**Entries provided**
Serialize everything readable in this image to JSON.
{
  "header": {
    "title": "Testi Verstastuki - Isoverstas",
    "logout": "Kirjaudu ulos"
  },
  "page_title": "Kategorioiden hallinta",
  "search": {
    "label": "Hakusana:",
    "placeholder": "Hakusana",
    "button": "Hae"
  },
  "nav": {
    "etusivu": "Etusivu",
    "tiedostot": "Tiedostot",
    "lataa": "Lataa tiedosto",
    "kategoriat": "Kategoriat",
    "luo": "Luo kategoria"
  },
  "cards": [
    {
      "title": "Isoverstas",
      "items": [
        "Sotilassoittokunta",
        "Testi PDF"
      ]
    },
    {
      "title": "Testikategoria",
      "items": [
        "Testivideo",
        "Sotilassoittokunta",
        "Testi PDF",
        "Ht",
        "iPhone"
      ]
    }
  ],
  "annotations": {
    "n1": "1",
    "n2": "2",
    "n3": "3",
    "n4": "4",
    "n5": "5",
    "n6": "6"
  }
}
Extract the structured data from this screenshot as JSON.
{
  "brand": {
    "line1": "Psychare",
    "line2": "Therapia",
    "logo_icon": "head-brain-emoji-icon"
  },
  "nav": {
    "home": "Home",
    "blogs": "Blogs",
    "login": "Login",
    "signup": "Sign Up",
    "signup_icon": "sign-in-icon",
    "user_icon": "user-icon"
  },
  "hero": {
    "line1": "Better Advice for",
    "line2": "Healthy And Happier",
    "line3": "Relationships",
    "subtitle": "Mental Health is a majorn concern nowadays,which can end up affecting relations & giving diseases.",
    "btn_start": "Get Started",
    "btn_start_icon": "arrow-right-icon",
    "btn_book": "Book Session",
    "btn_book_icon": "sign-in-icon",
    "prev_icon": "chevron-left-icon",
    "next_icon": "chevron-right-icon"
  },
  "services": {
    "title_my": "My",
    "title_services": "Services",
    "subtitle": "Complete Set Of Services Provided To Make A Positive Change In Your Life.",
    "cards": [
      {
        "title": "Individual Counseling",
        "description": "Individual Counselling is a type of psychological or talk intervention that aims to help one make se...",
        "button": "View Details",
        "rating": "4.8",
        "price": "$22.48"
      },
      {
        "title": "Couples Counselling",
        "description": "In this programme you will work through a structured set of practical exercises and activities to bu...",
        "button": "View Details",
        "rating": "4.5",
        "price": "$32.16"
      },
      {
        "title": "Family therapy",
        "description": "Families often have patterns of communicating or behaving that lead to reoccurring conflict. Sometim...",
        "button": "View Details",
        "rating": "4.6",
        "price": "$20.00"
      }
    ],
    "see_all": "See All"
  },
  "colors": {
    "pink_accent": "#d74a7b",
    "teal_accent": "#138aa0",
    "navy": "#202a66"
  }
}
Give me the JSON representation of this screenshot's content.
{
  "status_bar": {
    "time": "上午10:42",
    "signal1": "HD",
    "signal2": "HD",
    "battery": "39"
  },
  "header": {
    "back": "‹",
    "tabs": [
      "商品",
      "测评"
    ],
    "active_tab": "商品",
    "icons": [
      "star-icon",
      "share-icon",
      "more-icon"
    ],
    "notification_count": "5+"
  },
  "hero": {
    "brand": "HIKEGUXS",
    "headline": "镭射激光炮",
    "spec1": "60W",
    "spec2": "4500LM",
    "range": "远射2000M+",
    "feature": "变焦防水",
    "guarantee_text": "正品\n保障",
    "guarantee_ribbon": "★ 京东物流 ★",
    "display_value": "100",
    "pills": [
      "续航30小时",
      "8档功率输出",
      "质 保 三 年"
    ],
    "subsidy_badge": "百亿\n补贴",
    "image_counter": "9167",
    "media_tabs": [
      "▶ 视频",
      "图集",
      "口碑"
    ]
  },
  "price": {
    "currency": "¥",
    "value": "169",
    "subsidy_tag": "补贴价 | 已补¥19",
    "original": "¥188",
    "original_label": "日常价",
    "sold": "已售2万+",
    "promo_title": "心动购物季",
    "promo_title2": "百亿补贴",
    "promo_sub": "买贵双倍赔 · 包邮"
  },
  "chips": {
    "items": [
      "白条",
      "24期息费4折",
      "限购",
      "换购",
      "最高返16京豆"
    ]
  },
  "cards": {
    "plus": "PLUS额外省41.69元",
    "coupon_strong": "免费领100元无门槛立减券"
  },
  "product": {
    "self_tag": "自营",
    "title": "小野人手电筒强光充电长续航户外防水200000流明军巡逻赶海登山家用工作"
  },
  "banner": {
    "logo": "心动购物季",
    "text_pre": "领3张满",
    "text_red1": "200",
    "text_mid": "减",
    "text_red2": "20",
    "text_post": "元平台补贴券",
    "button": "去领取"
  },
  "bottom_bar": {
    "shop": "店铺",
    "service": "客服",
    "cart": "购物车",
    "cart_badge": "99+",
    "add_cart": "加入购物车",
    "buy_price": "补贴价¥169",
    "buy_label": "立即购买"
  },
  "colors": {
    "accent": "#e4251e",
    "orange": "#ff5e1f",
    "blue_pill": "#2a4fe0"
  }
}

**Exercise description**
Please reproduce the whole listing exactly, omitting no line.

**Solution for this exercise**
Serialize everything readable in this image to JSON.
{
  "header": {
    "title": "Testi Verstastuki - Isoverstas",
    "logout": "Kirjaudu ulos"
  },
  "page_title": "Kategorioiden hallinta",
  "search": {
    "label": "Hakusana:",
    "placeholder": "Hakusana",
    "button": "Hae"
  },
  "nav": {
    "etusivu": "Etusivu",
    "tiedostot": "Tiedostot",
    "lataa": "Lataa tiedosto",
    "kategoriat": "Kategoriat",
    "luo": "Luo kategoria"
  },
  "cards": [
    {
      "title": "Isoverstas",
      "items": [
        "Sotilassoittokunta",
        "Testi PDF"
      ]
    },
    {
      "title": "Testikategoria",
      "items": [
        "Testivideo",
        "Sotilassoittokunta",
        "Testi PDF",
        "Ht",
        "iPhone"
      ]
    }
  ],
  "annotations": {
    "n1": "1",
    "n2": "2",
    "n3": "3",
    "n4": "4",
    "n5": "5",
    "n6": "6"
  }
}
Extract the structured data from this screenshot as JSON.
{
  "brand": {
    "line1": "Psychare",
    "line2": "Therapia",
    "logo_icon": "head-brain-emoji-icon"
  },
  "nav": {
    "home": "Home",
    "blogs": "Blogs",
    "login": "Login",
    "signup": "Sign Up",
    "signup_icon": "sign-in-icon",
    "user_icon": "user-icon"
  },
  "hero": {
    "line1": "Better Advice for",
    "line2": "Healthy And Happier",
    "line3": "Relationships",
    "subtitle": "Mental Health is a majorn concern nowadays,which can end up affecting relations & giving diseases.",
    "btn_start": "Get Started",
    "btn_start_icon": "arrow-right-icon",
    "btn_book": "Book Session",
    "btn_book_icon": "sign-in-icon",
    "prev_icon": "chevron-left-icon",
    "next_icon": "chevron-right-icon"
  },
  "services": {
    "title_my": "My",
    "title_services": "Services",
    "subtitle": "Complete Set Of Services Provided To Make A Positive Change In Your Life.",
    "cards": [
      {
        "title": "Individual Counseling",
        "description": "Individual Counselling is a type of psychological or talk intervention that aims to help one make se...",
        "button": "View Details",
        "rating": "4.8",
        "price": "$22.48"
      },
      {
        "title": "Couples Counselling",
        "description": "In this programme you will work through a structured set of practical exercises and activities to bu...",
        "button": "View Details",
        "rating": "4.5",
        "price": "$32.16"
      },
      {
        "title": "Family therapy",
        "description": "Families often have patterns of communicating or behaving that lead to reoccurring conflict. Sometim...",
        "button": "View Details",
        "rating": "4.6",
        "price": "$20.00"
      }
    ],
    "see_all": "See All"
  },
  "colors": {
    "pink_accent": "#d74a7b",
    "teal_accent": "#138aa0",
    "navy": "#202a66"
  }
}
Give me the JSON representation of this screenshot's content.
{
  "status_bar": {
    "time": "上午10:42",
    "signal1": "HD",
    "signal2": "HD",
    "battery": "39"
  },
  "header": {
    "back": "‹",
    "tabs": [
      "商品",
      "测评"
    ],
    "active_tab": "商品",
    "icons": [
      "star-icon",
      "share-icon",
      "more-icon"
    ],
    "notification_count": "5+"
  },
  "hero": {
    "brand": "HIKEGUXS",
    "headline": "镭射激光炮",
    "spec1": "60W",
    "spec2": "4500LM",
    "range": "远射2000M+",
    "feature": "变焦防水",
    "guarantee_text": "正品\n保障",
    "guarantee_ribbon": "★ 京东物流 ★",
    "display_value": "100",
    "pills": [
      "续航30小时",
      "8档功率输出",
      "质 保 三 年"
    ],
    "subsidy_badge": "百亿\n补贴",
    "image_counter": "9167",
    "media_tabs": [
      "▶ 视频",
      "图集",
      "口碑"
    ]
  },
  "price": {
    "currency": "¥",
    "value": "169",
    "subsidy_tag": "补贴价 | 已补¥19",
    "original": "¥188",
    "original_label": "日常价",
    "sold": "已售2万+",
    "promo_title": "心动购物季",
    "promo_title2": "百亿补贴",
    "promo_sub": "买贵双倍赔 · 包邮"
  },
  "chips": {
    "items": [
      "白条",
      "24期息费4折",
      "限购",
      "换购",
      "最高返16京豆"
    ]
  },
  "cards": {
    "plus": "PLUS额外省41.69元",
    "coupon_strong": "免费领100元无门槛立减券"
  },
  "product": {
    "self_tag": "自营",
    "title": "小野人手电筒强光充电长续航户外防水200000流明军巡逻赶海登山家用工作"
  },
  "banner": {
    "logo": "心动购物季",
    "text_pre": "领3张满",
    "text_red1": "200",
    "text_mid": "减",
    "text_red2": "20",
    "text_post": "元平台补贴券",
    "button": "去领取"
  },
  "bottom_bar": {
    "shop": "店铺",
    "service": "客服",
    "cart": "购物车",
    "cart_badge": "99+",
    "add_cart": "加入购物车",
    "buy_price": "补贴价¥169",
    "buy_label": "立即购买"
  },
  "colors": {
    "accent": "#e4251e",
    "orange": "#ff5e1f",
    "blue_pill": "#2a4fe0"
  }
}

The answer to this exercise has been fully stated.